EXCERPTED DATA:
"""

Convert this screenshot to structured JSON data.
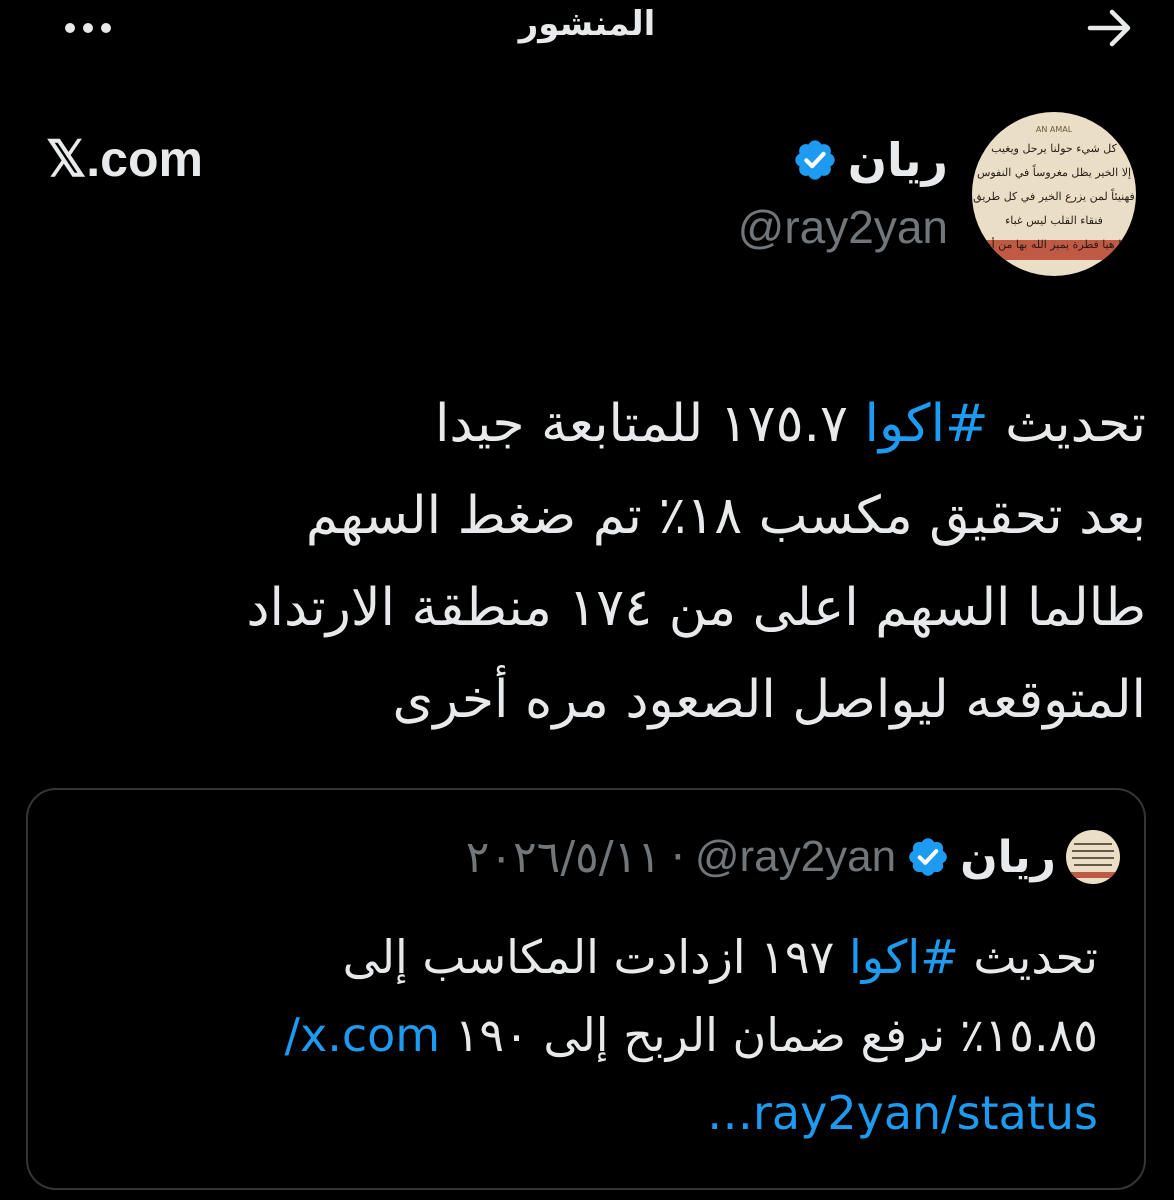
{
  "header": {
    "title": "المنشور",
    "back_icon": "arrow-right-icon",
    "more_icon": "more-dots-icon"
  },
  "post": {
    "author": {
      "name": "ريان",
      "handle": "@ray2yan",
      "verified": true,
      "avatar_text": [
        "كل شيء حولنا يرحل ويغيب",
        "إلا الخير يظل مغروساً في النفوس",
        "فهنيئاً لمن يزرع الخير في كل طريق",
        "فنقاء القلب ليس غباء",
        "إنما هيا فطرة يميز الله بها من أحب"
      ]
    },
    "site_label": "𝕏.com",
    "lines": [
      {
        "before": "تحديث ",
        "hashtag": "#اكوا",
        "after": " ١٧٥.٧ للمتابعة جيدا"
      },
      {
        "text": "بعد تحقيق مكسب ١٨٪   تم ضغط السهم"
      },
      {
        "text": "طالما السهم اعلى من ١٧٤ منطقة الارتداد"
      },
      {
        "text": "المتوقعه ليواصل الصعود مره أخرى"
      }
    ]
  },
  "quote": {
    "author_name": "ريان",
    "handle": "@ray2yan",
    "separator": "·",
    "date": "٢٠٢٦/٥/١١",
    "line1_before": "تحديث ",
    "line1_hashtag": "#اكوا",
    "line1_after": " ١٩٧  ازدادت المكاسب إلى",
    "line2_text": "١٥.٨٥٪  نرفع ضمان الربح إلى ١٩٠ ",
    "line2_link": "x.com/",
    "line3_link": "ray2yan/status…"
  },
  "colors": {
    "background": "#000000",
    "text": "#e7e9ea",
    "secondary": "#71767b",
    "accent": "#1d9bf0",
    "border": "#333639"
  }
}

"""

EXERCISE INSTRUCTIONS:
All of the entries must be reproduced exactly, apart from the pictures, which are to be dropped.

TASK RESPONSE:
Convert this screenshot to structured JSON data.
{
  "header": {
    "title": "المنشور",
    "back_icon": "arrow-right-icon",
    "more_icon": "more-dots-icon"
  },
  "post": {
    "author": {
      "name": "ريان",
      "handle": "@ray2yan",
      "verified": true,
      "avatar_text": [
        "كل شيء حولنا يرحل ويغيب",
        "إلا الخير يظل مغروساً في النفوس",
        "فهنيئاً لمن يزرع الخير في كل طريق",
        "فنقاء القلب ليس غباء",
        "إنما هيا فطرة يميز الله بها من أحب"
      ]
    },
    "site_label": "𝕏.com",
    "lines": [
      {
        "before": "تحديث ",
        "hashtag": "#اكوا",
        "after": " ١٧٥.٧ للمتابعة جيدا"
      },
      {
        "text": "بعد تحقيق مكسب ١٨٪   تم ضغط السهم"
      },
      {
        "text": "طالما السهم اعلى من ١٧٤ منطقة الارتداد"
      },
      {
        "text": "المتوقعه ليواصل الصعود مره أخرى"
      }
    ]
  },
  "quote": {
    "author_name": "ريان",
    "handle": "@ray2yan",
    "separator": "·",
    "date": "٢٠٢٦/٥/١١",
    "line1_before": "تحديث ",
    "line1_hashtag": "#اكوا",
    "line1_after": " ١٩٧  ازدادت المكاسب إلى",
    "line2_text": "١٥.٨٥٪  نرفع ضمان الربح إلى ١٩٠ ",
    "line2_link": "x.com/",
    "line3_link": "ray2yan/status…"
  },
  "colors": {
    "background": "#000000",
    "text": "#e7e9ea",
    "secondary": "#71767b",
    "accent": "#1d9bf0",
    "border": "#333639"
  }
}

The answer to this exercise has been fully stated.